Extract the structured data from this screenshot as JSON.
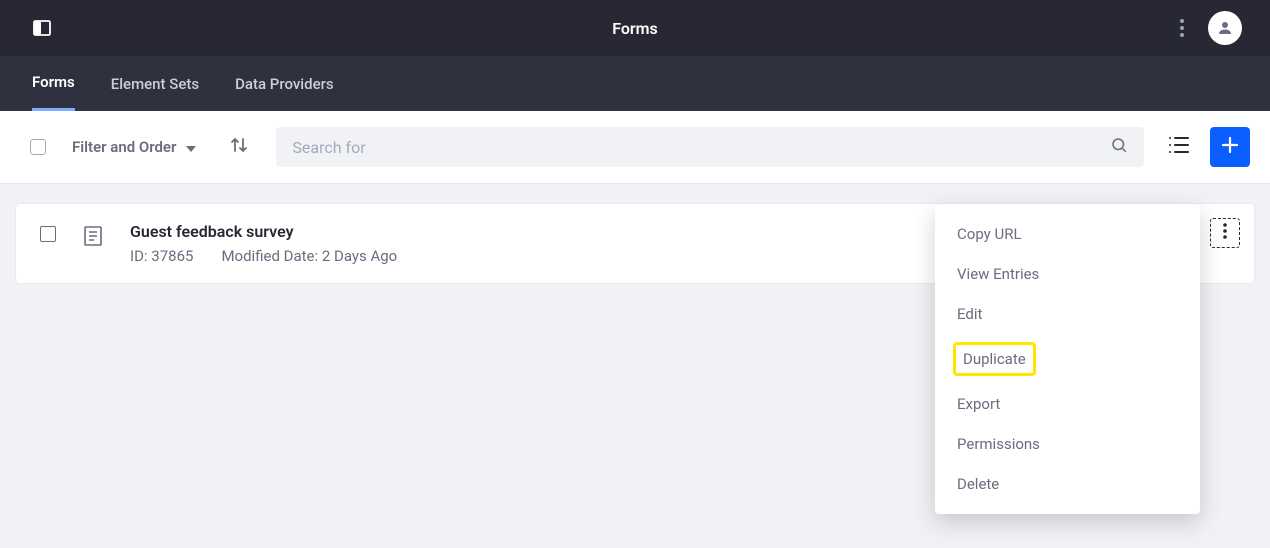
{
  "header": {
    "title": "Forms"
  },
  "tabs": [
    {
      "label": "Forms",
      "active": true
    },
    {
      "label": "Element Sets",
      "active": false
    },
    {
      "label": "Data Providers",
      "active": false
    }
  ],
  "toolbar": {
    "filter_label": "Filter and Order",
    "search_placeholder": "Search for"
  },
  "row": {
    "title": "Guest feedback survey",
    "id_label": "ID: 37865",
    "modified_label": "Modified Date: 2 Days Ago"
  },
  "menu": {
    "items": [
      "Copy URL",
      "View Entries",
      "Edit",
      "Duplicate",
      "Export",
      "Permissions",
      "Delete"
    ],
    "highlighted_index": 3
  }
}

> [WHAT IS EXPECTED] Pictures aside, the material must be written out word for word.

> [RESPONSE TO THE EXERCISE]
Extract the structured data from this screenshot as JSON.
{
  "header": {
    "title": "Forms"
  },
  "tabs": [
    {
      "label": "Forms",
      "active": true
    },
    {
      "label": "Element Sets",
      "active": false
    },
    {
      "label": "Data Providers",
      "active": false
    }
  ],
  "toolbar": {
    "filter_label": "Filter and Order",
    "search_placeholder": "Search for"
  },
  "row": {
    "title": "Guest feedback survey",
    "id_label": "ID: 37865",
    "modified_label": "Modified Date: 2 Days Ago"
  },
  "menu": {
    "items": [
      "Copy URL",
      "View Entries",
      "Edit",
      "Duplicate",
      "Export",
      "Permissions",
      "Delete"
    ],
    "highlighted_index": 3
  }
}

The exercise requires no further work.